*TASK PROMPT*: Keep only those lines of the records that include the string "Daily".

*RECORD EXCERPTS*:

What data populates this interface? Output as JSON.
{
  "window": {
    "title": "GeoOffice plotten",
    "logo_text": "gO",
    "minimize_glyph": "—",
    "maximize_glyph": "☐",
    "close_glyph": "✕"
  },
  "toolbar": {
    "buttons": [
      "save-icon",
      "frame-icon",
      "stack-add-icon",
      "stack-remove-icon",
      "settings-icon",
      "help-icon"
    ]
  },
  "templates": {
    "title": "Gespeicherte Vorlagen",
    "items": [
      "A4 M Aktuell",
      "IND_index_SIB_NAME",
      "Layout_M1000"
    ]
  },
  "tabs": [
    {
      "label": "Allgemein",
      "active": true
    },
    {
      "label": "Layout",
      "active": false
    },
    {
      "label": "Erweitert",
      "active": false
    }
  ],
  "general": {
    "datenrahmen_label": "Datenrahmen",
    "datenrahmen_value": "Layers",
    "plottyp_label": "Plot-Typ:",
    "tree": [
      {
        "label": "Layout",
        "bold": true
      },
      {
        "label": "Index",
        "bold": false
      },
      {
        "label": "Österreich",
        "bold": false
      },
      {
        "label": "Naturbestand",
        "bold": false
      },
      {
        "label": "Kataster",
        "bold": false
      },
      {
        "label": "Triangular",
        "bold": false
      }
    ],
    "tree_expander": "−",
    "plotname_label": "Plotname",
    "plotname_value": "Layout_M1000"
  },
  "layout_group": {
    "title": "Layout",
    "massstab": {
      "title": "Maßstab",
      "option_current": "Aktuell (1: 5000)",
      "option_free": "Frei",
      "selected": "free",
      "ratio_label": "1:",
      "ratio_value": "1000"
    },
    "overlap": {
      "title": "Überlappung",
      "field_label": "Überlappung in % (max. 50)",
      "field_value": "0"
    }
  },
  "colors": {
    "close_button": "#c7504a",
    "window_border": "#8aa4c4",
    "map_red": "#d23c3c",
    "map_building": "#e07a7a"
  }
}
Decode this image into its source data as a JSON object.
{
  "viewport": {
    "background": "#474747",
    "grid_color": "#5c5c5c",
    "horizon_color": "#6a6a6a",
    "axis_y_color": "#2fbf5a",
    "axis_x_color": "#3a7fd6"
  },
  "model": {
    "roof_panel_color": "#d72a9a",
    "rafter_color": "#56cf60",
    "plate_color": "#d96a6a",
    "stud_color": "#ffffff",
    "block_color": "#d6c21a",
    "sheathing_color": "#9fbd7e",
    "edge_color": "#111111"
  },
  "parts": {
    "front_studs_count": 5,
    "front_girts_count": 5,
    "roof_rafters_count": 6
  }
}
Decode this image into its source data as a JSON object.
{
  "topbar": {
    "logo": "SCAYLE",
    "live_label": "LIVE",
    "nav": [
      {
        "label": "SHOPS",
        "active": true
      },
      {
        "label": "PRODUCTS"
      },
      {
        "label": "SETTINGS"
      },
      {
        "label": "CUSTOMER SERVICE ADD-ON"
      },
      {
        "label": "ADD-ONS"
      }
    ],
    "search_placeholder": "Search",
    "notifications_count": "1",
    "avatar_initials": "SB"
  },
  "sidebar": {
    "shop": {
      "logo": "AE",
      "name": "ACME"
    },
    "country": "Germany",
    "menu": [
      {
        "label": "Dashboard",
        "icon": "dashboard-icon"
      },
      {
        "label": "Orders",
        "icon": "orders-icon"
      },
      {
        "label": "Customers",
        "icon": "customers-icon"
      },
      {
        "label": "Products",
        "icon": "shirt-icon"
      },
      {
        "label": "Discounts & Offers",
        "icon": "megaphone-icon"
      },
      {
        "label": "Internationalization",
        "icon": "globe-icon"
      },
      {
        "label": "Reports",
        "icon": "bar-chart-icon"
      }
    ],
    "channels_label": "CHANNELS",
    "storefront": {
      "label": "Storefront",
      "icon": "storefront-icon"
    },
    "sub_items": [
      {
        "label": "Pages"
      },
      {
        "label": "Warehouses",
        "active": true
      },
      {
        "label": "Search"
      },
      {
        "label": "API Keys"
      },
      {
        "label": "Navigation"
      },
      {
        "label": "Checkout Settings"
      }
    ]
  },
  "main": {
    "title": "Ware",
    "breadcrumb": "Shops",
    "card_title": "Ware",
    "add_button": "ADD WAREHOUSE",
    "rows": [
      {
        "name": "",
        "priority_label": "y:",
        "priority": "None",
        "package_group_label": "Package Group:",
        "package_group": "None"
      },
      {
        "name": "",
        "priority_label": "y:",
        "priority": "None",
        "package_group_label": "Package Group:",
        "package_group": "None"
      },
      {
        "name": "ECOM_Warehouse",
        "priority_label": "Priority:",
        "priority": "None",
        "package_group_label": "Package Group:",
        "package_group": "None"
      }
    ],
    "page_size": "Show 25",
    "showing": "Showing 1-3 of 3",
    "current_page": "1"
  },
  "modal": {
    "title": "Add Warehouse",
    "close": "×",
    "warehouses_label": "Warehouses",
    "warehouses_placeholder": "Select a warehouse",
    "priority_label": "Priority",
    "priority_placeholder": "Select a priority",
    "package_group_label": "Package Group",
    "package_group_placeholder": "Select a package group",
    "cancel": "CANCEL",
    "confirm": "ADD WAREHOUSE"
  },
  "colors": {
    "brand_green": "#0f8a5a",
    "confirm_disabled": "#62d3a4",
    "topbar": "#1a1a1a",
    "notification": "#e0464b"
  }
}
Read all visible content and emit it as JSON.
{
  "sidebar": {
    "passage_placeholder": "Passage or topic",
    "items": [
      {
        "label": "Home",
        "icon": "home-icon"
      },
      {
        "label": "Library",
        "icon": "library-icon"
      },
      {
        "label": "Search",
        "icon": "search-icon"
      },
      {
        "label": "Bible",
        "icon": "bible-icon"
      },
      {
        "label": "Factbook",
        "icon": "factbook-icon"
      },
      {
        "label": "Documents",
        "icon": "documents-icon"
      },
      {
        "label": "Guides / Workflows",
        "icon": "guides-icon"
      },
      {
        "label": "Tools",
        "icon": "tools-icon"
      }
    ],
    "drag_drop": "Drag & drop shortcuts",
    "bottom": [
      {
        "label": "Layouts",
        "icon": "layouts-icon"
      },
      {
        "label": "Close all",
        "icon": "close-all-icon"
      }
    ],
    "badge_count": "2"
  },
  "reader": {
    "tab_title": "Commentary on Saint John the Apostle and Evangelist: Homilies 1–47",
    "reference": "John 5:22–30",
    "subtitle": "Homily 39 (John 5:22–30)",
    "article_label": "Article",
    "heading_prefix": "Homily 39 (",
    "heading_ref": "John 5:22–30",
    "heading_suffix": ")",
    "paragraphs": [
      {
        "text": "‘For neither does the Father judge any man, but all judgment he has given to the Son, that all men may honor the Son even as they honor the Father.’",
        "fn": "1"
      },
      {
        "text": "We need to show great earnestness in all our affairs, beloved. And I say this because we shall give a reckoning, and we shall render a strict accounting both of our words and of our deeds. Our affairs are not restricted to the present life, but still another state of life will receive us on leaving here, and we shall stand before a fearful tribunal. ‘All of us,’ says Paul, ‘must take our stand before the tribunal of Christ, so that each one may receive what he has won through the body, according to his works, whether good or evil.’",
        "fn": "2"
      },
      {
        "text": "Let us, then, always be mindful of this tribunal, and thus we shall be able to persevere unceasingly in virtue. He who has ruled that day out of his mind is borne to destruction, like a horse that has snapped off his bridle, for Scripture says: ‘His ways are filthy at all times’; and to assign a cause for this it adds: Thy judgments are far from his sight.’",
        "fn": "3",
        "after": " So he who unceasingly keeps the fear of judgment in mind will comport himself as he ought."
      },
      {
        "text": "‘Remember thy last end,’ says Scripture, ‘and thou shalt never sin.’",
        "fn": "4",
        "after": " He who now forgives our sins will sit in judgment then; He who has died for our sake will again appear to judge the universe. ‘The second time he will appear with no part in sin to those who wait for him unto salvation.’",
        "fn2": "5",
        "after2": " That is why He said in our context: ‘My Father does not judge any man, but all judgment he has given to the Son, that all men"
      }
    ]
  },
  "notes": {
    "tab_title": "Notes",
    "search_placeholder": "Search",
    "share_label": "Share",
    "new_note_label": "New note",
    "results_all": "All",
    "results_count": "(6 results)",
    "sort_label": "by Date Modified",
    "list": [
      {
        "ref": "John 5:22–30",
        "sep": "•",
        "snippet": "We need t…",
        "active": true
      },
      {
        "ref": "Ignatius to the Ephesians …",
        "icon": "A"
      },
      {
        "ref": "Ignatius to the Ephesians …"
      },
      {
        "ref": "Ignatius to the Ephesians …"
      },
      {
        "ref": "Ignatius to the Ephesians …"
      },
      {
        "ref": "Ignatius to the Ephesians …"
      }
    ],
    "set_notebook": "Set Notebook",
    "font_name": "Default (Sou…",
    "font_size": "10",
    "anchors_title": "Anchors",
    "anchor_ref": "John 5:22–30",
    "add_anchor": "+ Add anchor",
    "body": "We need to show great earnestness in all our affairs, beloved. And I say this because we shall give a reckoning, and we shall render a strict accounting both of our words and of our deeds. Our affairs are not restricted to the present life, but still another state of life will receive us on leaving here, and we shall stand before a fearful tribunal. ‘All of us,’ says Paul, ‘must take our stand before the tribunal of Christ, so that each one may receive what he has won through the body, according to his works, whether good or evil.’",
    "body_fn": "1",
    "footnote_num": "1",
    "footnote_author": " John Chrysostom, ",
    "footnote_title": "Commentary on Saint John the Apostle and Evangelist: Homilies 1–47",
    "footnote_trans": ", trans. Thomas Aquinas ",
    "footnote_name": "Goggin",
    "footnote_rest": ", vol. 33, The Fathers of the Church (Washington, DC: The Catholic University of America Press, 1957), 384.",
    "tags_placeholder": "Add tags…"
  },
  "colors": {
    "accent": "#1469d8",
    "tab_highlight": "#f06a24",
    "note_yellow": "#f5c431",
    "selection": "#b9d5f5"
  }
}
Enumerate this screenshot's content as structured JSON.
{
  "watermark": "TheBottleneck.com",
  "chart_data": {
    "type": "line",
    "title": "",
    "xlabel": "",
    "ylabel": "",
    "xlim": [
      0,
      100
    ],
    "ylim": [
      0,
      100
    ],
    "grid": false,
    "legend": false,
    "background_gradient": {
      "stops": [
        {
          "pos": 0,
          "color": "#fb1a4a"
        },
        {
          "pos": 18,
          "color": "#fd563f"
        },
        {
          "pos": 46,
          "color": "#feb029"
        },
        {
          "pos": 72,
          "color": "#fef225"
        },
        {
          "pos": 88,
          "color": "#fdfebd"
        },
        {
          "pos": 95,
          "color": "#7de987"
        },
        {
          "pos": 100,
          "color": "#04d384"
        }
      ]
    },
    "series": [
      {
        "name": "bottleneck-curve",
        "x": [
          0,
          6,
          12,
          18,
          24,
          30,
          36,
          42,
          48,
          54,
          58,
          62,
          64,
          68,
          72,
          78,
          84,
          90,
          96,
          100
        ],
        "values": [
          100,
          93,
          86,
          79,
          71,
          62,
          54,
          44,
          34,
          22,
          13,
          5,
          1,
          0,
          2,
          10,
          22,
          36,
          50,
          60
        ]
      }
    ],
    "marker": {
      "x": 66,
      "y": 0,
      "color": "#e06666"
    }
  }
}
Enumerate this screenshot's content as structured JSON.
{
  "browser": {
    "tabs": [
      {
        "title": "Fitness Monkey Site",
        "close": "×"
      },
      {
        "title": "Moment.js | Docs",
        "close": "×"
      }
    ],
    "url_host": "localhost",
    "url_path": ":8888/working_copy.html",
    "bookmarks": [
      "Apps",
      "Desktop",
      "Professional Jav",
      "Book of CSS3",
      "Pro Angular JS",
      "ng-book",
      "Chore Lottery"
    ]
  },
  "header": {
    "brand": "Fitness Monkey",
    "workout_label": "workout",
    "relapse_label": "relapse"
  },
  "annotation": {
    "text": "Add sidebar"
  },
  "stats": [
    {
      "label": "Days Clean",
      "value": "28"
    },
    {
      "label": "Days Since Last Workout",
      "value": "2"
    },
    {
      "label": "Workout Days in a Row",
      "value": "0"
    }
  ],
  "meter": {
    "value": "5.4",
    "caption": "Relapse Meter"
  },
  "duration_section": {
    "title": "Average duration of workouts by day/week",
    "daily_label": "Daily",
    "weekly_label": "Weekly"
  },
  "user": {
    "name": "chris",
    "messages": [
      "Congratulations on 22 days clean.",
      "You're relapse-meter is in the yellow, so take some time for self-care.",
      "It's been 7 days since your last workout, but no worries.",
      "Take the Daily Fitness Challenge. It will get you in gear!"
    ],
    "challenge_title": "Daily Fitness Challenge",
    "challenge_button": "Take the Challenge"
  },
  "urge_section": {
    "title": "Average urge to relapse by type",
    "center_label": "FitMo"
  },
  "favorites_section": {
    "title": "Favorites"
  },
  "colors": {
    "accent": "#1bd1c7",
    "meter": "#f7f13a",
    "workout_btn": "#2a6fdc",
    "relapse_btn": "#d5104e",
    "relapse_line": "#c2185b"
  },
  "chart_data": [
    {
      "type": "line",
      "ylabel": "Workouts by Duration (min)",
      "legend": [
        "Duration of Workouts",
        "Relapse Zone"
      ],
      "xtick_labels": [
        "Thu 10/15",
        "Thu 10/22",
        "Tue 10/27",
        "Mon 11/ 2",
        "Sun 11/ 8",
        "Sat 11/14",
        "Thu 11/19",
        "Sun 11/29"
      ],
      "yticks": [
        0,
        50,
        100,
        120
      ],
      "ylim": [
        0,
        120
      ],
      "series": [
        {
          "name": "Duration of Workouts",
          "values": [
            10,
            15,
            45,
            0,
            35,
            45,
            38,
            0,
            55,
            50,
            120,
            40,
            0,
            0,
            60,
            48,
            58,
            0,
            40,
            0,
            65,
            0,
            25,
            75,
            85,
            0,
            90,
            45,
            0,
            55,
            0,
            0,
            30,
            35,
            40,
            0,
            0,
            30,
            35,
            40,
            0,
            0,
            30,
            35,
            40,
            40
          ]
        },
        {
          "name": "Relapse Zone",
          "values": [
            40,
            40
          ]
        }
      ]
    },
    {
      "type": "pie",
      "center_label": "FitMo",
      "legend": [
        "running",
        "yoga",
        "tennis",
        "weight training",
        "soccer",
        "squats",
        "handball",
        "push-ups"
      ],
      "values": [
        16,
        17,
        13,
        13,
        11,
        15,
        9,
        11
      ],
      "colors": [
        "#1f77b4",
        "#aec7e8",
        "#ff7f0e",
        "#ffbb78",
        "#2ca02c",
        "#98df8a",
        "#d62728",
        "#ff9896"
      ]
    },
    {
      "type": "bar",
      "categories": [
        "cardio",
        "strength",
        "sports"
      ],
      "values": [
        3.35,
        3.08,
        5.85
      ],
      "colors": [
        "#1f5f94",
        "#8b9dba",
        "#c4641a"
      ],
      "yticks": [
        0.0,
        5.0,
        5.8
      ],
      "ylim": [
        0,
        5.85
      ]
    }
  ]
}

*ANSWER AREA*:
    "daily_label": "Daily",
      "Take the Daily Fitness Challenge. It will get you in gear!"
    "challenge_title": "Daily Fitness Challenge",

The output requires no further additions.